Torah is defined as the law of God as revealed to Moses and recorded in the first five books of the Hebrew scripture.
Not long after the founding of Charles Town in 1670 Jews began to immigrate from Europe. They were attracted by promises of unprecedented freedoms. "This was the first place in the world where Jews could practice worship freely, own land and property, and hold elective office," Rosenberg said.
By the early 1800s, one in four Jews in America lived in Charleston. And these "Port City Jews" were the largest and wealthiest Jewish population in North America.
Kahal Kadosh Beth Elohim would be founded in 1749. Before that Jews would gather and worship in each other's homes. Pictured above is KKBE's first structure, built in 1794. It was the largest synagogue building in North America.

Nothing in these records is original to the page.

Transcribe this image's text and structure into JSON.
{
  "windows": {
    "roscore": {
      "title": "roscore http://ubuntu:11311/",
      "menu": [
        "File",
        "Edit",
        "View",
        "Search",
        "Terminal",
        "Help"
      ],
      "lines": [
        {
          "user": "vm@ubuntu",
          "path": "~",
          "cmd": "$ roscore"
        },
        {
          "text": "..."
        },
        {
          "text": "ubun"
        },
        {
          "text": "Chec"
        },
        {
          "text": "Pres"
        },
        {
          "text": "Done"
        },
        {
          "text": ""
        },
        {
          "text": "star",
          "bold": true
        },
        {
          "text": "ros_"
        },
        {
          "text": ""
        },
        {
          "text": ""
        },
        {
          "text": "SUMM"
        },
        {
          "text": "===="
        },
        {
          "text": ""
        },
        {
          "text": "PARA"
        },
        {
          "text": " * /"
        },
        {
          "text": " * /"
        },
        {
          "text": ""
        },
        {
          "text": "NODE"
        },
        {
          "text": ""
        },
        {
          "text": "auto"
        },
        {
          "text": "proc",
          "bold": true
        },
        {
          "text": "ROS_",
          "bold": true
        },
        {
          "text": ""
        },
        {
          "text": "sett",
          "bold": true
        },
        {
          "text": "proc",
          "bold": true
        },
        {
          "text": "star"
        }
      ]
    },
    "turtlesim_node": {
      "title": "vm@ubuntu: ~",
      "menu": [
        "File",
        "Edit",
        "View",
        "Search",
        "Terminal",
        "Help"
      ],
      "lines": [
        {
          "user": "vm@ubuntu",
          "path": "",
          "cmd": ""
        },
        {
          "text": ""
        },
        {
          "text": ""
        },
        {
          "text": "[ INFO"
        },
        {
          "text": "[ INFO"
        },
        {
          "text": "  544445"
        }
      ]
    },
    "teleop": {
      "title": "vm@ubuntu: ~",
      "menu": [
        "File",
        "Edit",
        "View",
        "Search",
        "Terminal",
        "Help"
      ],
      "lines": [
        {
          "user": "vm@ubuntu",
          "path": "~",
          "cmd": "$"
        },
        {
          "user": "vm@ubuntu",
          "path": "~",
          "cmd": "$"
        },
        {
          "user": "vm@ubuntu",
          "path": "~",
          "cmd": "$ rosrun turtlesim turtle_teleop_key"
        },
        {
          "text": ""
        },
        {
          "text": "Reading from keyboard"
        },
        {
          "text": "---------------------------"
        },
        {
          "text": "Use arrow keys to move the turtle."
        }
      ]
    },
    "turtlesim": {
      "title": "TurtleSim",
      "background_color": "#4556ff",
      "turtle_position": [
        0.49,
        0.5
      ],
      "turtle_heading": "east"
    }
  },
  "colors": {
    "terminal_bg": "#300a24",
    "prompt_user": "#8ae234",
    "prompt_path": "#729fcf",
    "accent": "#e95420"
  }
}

But a huge fire in 1838 destroyed the wooden structure and other large portions of Charleston.
By 1840 the synagogue was rebuilt in the Greek Revival style by congregant David Lopez Jr. (who is buried at Coming Street Cemetery). The synagogue is somewhat hidden from the street but does get mentions when the carriage tours pass by.
What the guides' often say, and this is another KKBE distinction, is how it is the birthplace of Reform Judaism in America. Rosenberg and Serrins explained that in 1824 47 KKBE men petitioned for several changes that were different from traditional Jewish Orthodox practices "so that the religion would be more appealing to young people," Serrins said.
Up to that point, men and women had to sit separately during services, there was no music, the service was in Hebrew and it would last three to six hours. The reforms didn't sit well with many at KKBE but they would eventually be adopted.
"Since its earliest days, Reform Judaism has asserted that a Judaism frozen in time cannot coexist effectively with those who live in modern times," states this online source.
This synagogue and its people pack an extraordinary amount of history. So it is very fitting that KKBE has its own museum.
The museum is free and open to the public. There is a fee for guided tours of the synagogue and all the facilities here. A fine gift shop is available also.
Thank you Anita Moise Rosenberg and Randi Serrins for opening my eyes to this Charleston treasure. For more information go to KKBE's website. And for more on the Coming Street Cemetery go here.